When I was a child I had a copy of John Lust's The Herb Book. I see it's still in print, available at Amazon. Back in the late 60s, my paperback copy had no color pictures, and only the occasional line drawing. I would read with a dictionary nearby, to look up that "glabrous" meant "hairy", for instance. I remember thinking it would be much easier to read if Mr. Lust had just said "a hairy stem".

With these details in mind, I'd look at plants wherever I went, and when possible, and sure of identification, I'd collect plant parts, take them home and dry them. I didn't know about making tinctures - I wish I had. No one in my house wanted to let me know they were sick or injured because I'd want to use them as a guinea pig for my herbal remedies.

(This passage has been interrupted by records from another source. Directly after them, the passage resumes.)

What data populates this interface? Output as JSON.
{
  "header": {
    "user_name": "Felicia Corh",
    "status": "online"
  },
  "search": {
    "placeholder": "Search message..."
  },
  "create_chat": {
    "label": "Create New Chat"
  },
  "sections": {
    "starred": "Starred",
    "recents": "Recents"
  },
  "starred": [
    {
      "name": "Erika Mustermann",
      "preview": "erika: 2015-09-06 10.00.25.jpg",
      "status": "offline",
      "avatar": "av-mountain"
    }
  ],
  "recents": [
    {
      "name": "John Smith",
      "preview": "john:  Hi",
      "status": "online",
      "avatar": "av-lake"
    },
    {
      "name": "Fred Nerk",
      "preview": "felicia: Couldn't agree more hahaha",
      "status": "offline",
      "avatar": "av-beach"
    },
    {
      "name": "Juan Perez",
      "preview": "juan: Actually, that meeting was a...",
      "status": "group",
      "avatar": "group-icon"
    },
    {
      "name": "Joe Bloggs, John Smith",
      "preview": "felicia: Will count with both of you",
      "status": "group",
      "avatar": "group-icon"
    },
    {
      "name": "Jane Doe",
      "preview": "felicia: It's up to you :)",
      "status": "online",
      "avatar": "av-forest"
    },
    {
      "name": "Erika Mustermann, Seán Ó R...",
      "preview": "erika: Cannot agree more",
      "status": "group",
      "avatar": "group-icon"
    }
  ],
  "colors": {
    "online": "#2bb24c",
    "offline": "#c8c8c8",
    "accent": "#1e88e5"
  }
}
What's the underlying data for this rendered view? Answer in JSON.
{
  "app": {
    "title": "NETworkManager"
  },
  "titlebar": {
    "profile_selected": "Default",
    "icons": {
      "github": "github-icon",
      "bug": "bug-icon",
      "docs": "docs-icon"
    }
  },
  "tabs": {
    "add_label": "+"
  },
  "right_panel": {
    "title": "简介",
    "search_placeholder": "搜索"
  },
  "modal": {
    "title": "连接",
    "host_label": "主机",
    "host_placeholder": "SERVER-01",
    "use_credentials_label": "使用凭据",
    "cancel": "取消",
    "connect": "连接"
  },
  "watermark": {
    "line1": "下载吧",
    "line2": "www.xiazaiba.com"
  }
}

Over the years I've gotten away from my early interest in herbs and medicine. I know part of the reason. A couple paragraphs up I wrote about dosing over months. In this so-called modern age, we're too busy to be sick, and if there is, or appears to be, a quick fix, we'll (well, I'll) go for it. While this can work, and is certainly convenient, I realize I've forgotten just how potent certain herbal remedies can be.

One aspect of chronic Lyme is that nothing is convenient or quick anymore. Not life, not medication, and certainly not a cure. With this backdrop, and wondering if I'll ever really get better, a well thought-out herbal protocol is very attractive to me at this point. At the very least, my immune system can use all the help it can get, and the steady gentle influence of these herbs over a long period of time can't help but be beneficial.


Shiloh said...

Hows it going? Have you continued the protocol?
I am just starting.

Joe said...

No, I had to stop the protocol after a month or so. It nearly wrecked my liver. Detailed in the above link.

Anonymous said...

I'm sorry it didn't work for you. I have had Lyme 3-4 years and one month of doxy plus this herbal protocol kicked all 20+ symptoms except hearing loss and tinnitus. The Japanese knotweed by Gaia Herbs kicked my all neurological stuff and vision issues in three days. I plan to remain on it for 3-6 months to improve my chances of not relapsing.

Cindy Dy said...

Thank you for putting an effort to published this article. You've done a great job! Good bless!